Chronic anger may have roots in early childhood experiences. In classical psychoanalysis, the id, the primitive, inborn self, is the source of aggressiveness. The superego, the moral self, comes into being as a result of socializing experiences. The moral self may not develop adequately because of ineffective parenting. In such a case, the id has too much influence on the adult personality and expresses itself too readily. Thus, the individual who manifests chronic anger is sometimes seen in psychoanalysis as a case of arrested emotional development. This is evidenced in familiar commonsense statements such as “He’s just a big baby” or “I wish she’d grow up” or “She’s just a brat”.
The psychoanalyst Karen Horney theorized that victims of chronic anger may not have had their emotional needs met in infancy and toddlerhood. This led them to suffer from an underlying condition called basic anxiety, the unverbalized impression that the world is unsafe and threatening. One way an adult can defend against basic anxiety is by repressing it and converting it to anger. Threats are anticipated and dealt with while they are still far away on the psychological horizon. Thus, Horney looks on much chronic anger as a defense against emotional insecurity.

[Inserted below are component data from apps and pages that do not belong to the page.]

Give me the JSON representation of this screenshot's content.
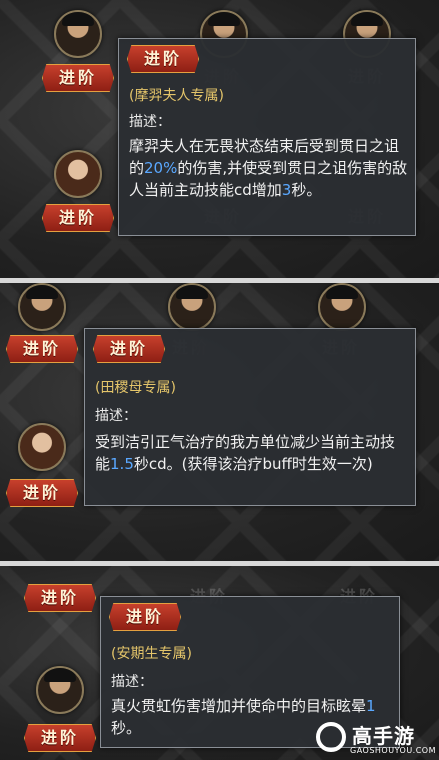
{
  "panels": [
    {
      "tooltip": {
        "title": "进阶",
        "exclusive": "(摩羿夫人专属)",
        "desc_label": "描述：",
        "desc_parts": [
          "摩羿夫人在无畏状态结束后受到贯日之诅的",
          "20%",
          "的伤害,并使受到贯日之诅伤害的敌人当前主动技能cd增加",
          "3",
          "秒。"
        ]
      },
      "buttons": [
        "进阶",
        "进阶",
        "进阶",
        "进阶",
        "进阶",
        "进阶"
      ]
    },
    {
      "tooltip": {
        "title": "进阶",
        "exclusive": "(田稷母专属)",
        "desc_label": "描述：",
        "desc_parts": [
          "受到洁引正气治疗的我方单位减少当前主动技能",
          "1.5",
          "秒cd。(获得该治疗buff时生效一次)",
          "",
          ""
        ]
      },
      "buttons": [
        "进阶",
        "进阶",
        "进阶",
        "进阶"
      ]
    },
    {
      "tooltip": {
        "title": "进阶",
        "exclusive": "(安期生专属)",
        "desc_label": "描述：",
        "desc_parts": [
          "真火贯虹伤害增加并使命中的目标眩晕",
          "1",
          "秒。",
          "",
          ""
        ]
      },
      "buttons": [
        "进阶",
        "进阶",
        "进阶",
        "进阶"
      ]
    }
  ],
  "watermark": {
    "name": "高手游",
    "url": "GAOSHOUYOU.COM"
  }
}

Longitudinal studies by developmental psychologists on traits of temperament suggest that these traits are to some extent inborn and relatively stable. Some children are more aggressive than others, and this is just their basic disposition. Although this is not an explanation of chronic anger, such a trait of temperament, if present, may interact with other causes and amplify chronic anger.
If a child grows up in a family that allows itself frequent irrational outbursts of anger, thenobservational learning can play a role in a tendency toward chronic anger. The adult may be imitating the behaviour of parents or older siblings. The individual was given tacit permission as a child to express aggressive impulses without sufficient restraint.
It is possible that the angry adult was a verbal or physical bully as a child or adolescent. Such behaviour often intimidates others and may bring short-term psychological payoffs. If so, the behaviour is reinforced and tends to become a trait of personality.
The aggressive adult may have been a hyperactive child. (Aggressiveness and hyperactivity are often linked in children.) One factor that appears to play an important role in childhood hyperactivity is minimal brain dysfunction (MBD). MBD is not gross damage, nor does it impair basic intelligence. However, it appears to be related to a problem in the brain center that controls arousal. Although it is commonplace to say that hyperactivity is something that will be outgrown in adulthood, it is possible that hyperactive tendencies carry over to some extent in some persons, and in turn, magnify normal anger into chronic anger.
Chronic anger may be aggravated by interpersonal problems. Here is an example. Mabel is married to a man who is a whining, clinging, sorry-for-himself individual. His constant self-indulgent laments leave her feeling frustrated. Mabel has an aggressive temperament. Consequently, it is not much of a wonder that she makes her husband the target of hostile remarks. She is angry, in a constant state of emotional irritation, and she expresses herself accordingly.
A basic way to understand anger is to refer to the frustration-aggression hypothesiss, which states that aggression is a natural response to frustration. Frustration is a state that occurs when the motivated individual is unable to 1. attain a desirable goal or 2. to escape from , or avoid, an unpleasant situation.
If you intensely desire a promotion and it goes to someone else, you will be frustrated and in turn angry. If you feel trapped in an unhappy relationship, again you will be frustrated and in turn , angry. Chronic anger may result when an individual believes, correctly or incorrectly, that life presents a constant stream of frustrating events.
The psychiatrist William Glasser, father of reality therapy, makes the point that anger is, to a large extent, self-induced. It is not only a reaction to a situation, it is a voluntary action. A person creates anger by his or her evaluations and choices, and thus needs to take responsibility for the anger.
People, like pins, are useless if they lose their heads.